A Journey Through Time
There must be many people who have never visited the Rijksmuseum Twenthe in Enschede. This is a pity, because after a long period when the museum was closed for renovations, it has now reopened with an exceptionally attractive and original presentation of its collection of art and crafts from the middle ages to the present day.
In 1995 and 1996 the Rijksmuseum Twenthe was subjected to a complete conversion. The courtyard was given a roof, new exhibition areas were laid out and an excellent restaurant was also installed. Many changes took place in the museum’s aims as well. The former regional museum focussed mainly on local history; in its place we have a genuine museum of art. The treasures that lay forgotten in the stockrooms have been moved upstairs, while loans from various bodies fill the walls. All the departments from old art to more modern work have been renovated and organized in a different fashion.
We thought the new arrangement of the art works was particularly successful. No designer has been busy here imposing his personal style at the expense of the art works. In almost all the rooms items of furniture and art objects have been placed among paintings from the same period. The arrangement displays love and understanding of the works shown.
Medieval wood carvings, for instance, have been placed together with paintings, miniatures and religious objects in rooms painted an atmospheric blue. You suddenly notice that the faces on the statues have the same pointed noses and deep eye-sockets as you find in a portrait by Holbein. Their meditative gaze invites one to silence and repentance. Coloured beams of light enter the room discreetly through old stained-glass windows and playfully highlighting the warm oak of the statues. The Middle Ages have been brought to life here.
There are two truly remarkable small portraits by Joos van Cleve with authentic frames painted to form part of the paintings. The frames work in fact like a window: the man has taken up position behind it placing his pen against the frame. Five centuries have passed and Van Cleve still manages to create the impression that this medieval couple are palpably present. It is a masterly art work that continues to charm us with its wonderful treatment of materials and delightful colours.

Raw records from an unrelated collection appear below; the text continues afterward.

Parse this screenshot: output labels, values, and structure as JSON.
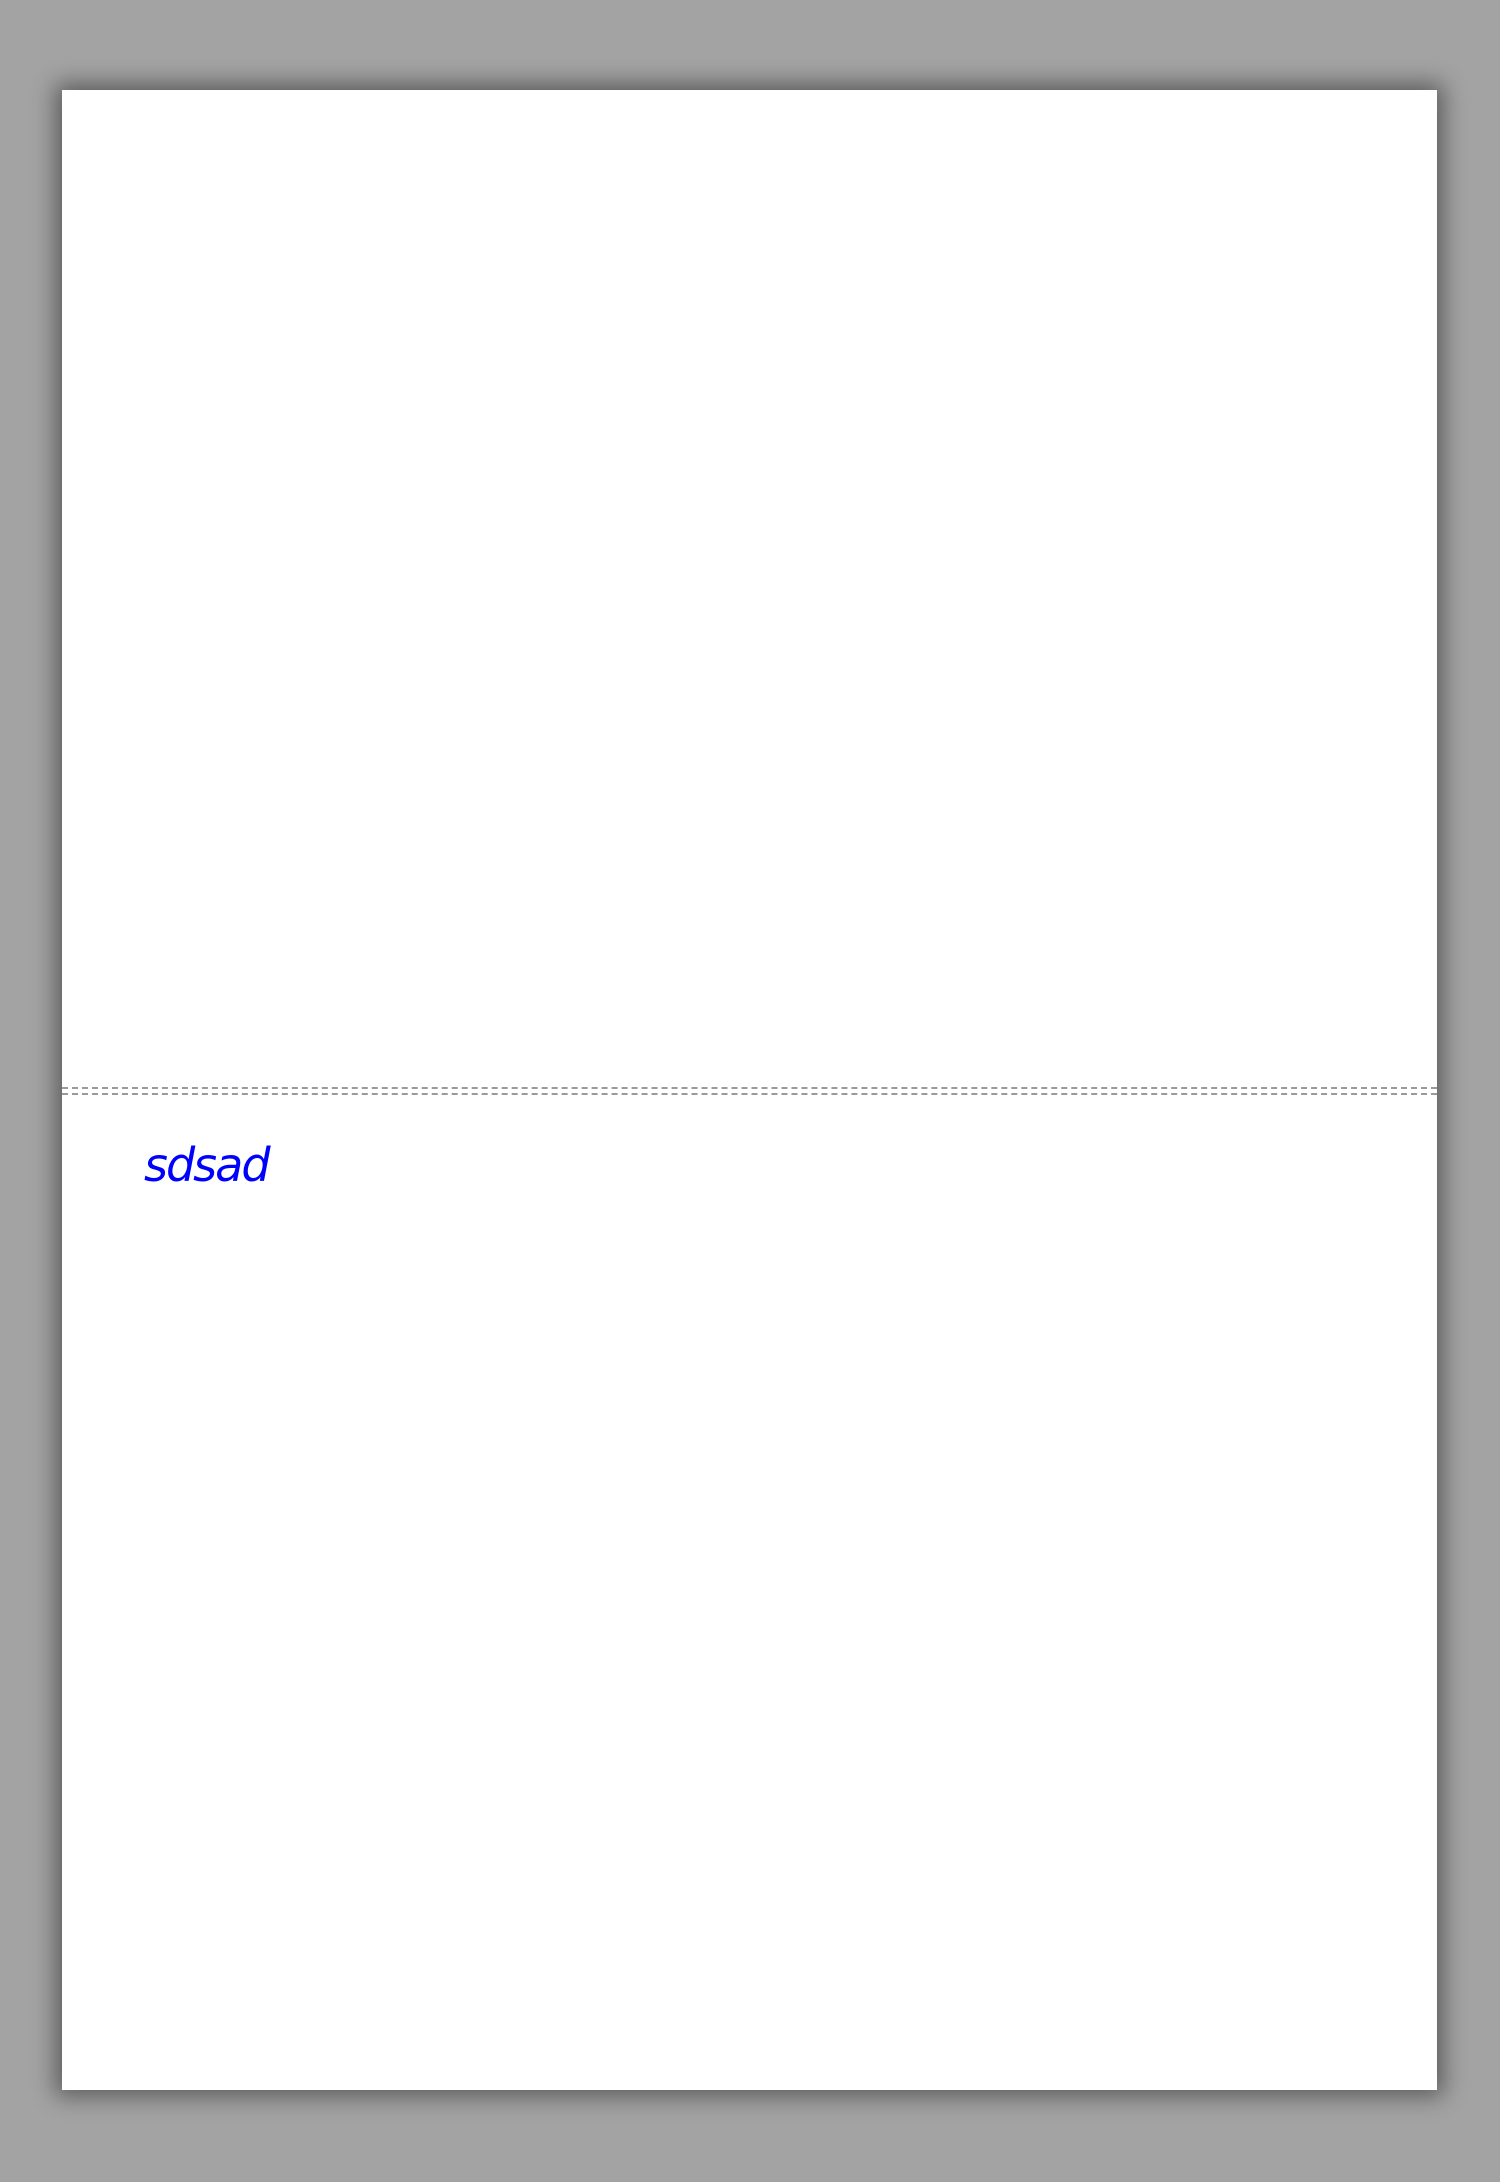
{
  "document": {
    "note_text": "sdsad",
    "note_color": "#0000ff"
  }
}
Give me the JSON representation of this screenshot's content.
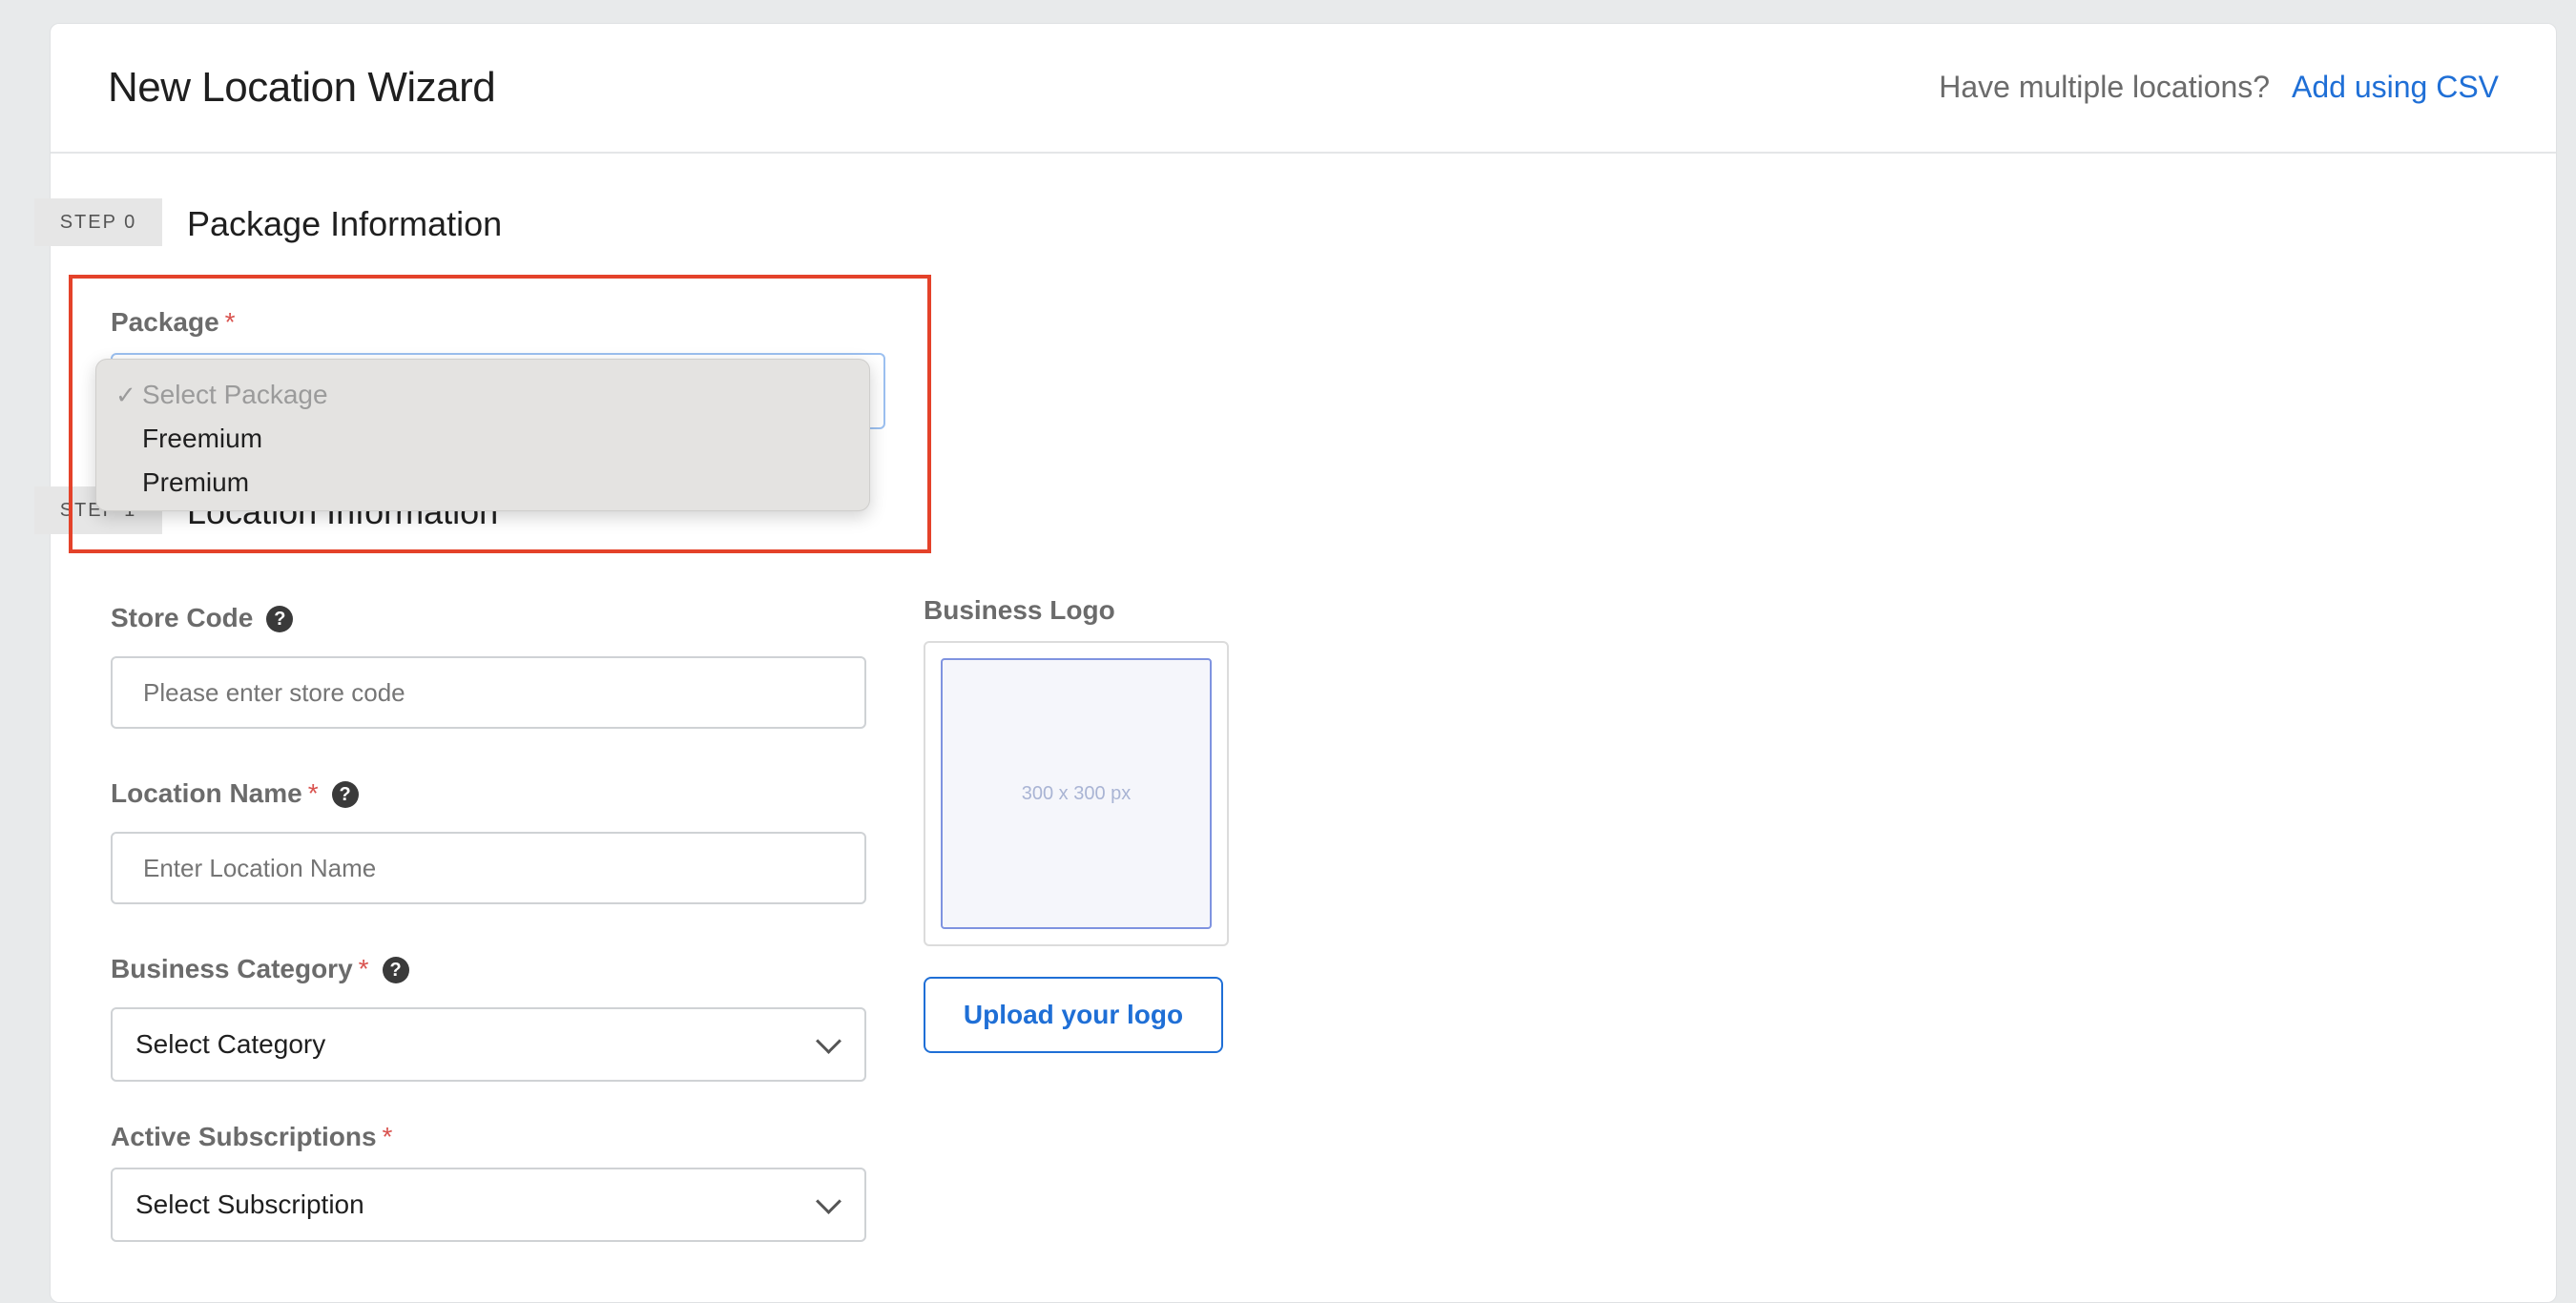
{
  "header": {
    "title": "New Location Wizard",
    "multiple_prompt": "Have multiple locations?",
    "csv_link": "Add using CSV"
  },
  "step0": {
    "tag": "STEP 0",
    "title": "Package Information",
    "package_label": "Package",
    "required_mark": "*",
    "dropdown_options": [
      {
        "label": "Select Package",
        "selected": true
      },
      {
        "label": "Freemium",
        "selected": false
      },
      {
        "label": "Premium",
        "selected": false
      }
    ],
    "check_glyph": "✓"
  },
  "step1": {
    "tag": "STEP 1",
    "title": "Location Information",
    "store_code_label": "Store Code",
    "store_code_placeholder": "Please enter store code",
    "location_name_label": "Location Name",
    "location_name_placeholder": "Enter Location Name",
    "business_category_label": "Business Category",
    "business_category_value": "Select Category",
    "active_subscriptions_label": "Active Subscriptions",
    "active_subscriptions_value": "Select Subscription",
    "business_logo_label": "Business Logo",
    "logo_placeholder": "300 x 300 px",
    "upload_button": "Upload your logo",
    "help_glyph": "?"
  },
  "colors": {
    "accent": "#1f6fd6",
    "required": "#d9534f",
    "highlight": "#e4422a"
  }
}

The seventeenth-century rooms are painted pale yellow and anthracite and contain a small but exquisite cross-section of the art of the Golden Age. As in the Prinsenhof in Delft, the daring step has been taken here of hanging works above each other. This makes the paintings look less imposing – less like museum objects in fact – and more in keeping with their original surroundings: the Dutch home. Winter scenes are well represented with work by Barent Avercamp, Jan van de Capelle and Jan van Goyen; while among the still lifes are a fruit piece by Balthasar van der Ast and an exceptionally fine work by Van Hulsdonck and another by Osias Beert. Two masterly portraits by Verspronck catch the eye: they would not be out of place next to a Rembrandt.
Nineteenth-century art is given a purple background and the paintings of the Romantic school, many of which have gilt frames, are ideally displayed in this setting. There is a good selection of works from the Hague School. The fascinating relation of this school with that of Barbizon is clear to see. Finally in the Old Master section we now find some French Impressionists, including Monet and Sisley.
The most interesting part of the collection however is the art of the eighteenth century. The conversion allocated a separate room for the 40 paintings from this period. Verkolje’s Moses found by Pharaoh’s daughter is one of the most important works here. Diagonally opposite is a work by Jacobus Linthorst, Still Life with Flowers next to a Vase that we sold to the museum on the occasion of our last Spring exhibition. It is hung between a superb still life by Georgius Jacobus Johannes van Os and two paintings by Jan Ekels the Older. The art of the eighteenth century that until recently was more or less forgotten is truly worth viewing and studying.
Finally a separate wing is devoted to modern and contemporary art. According to the curator this collection gives a broad overview of art in the twentieth century, particularly that of Holland. We will certainly take her word for it.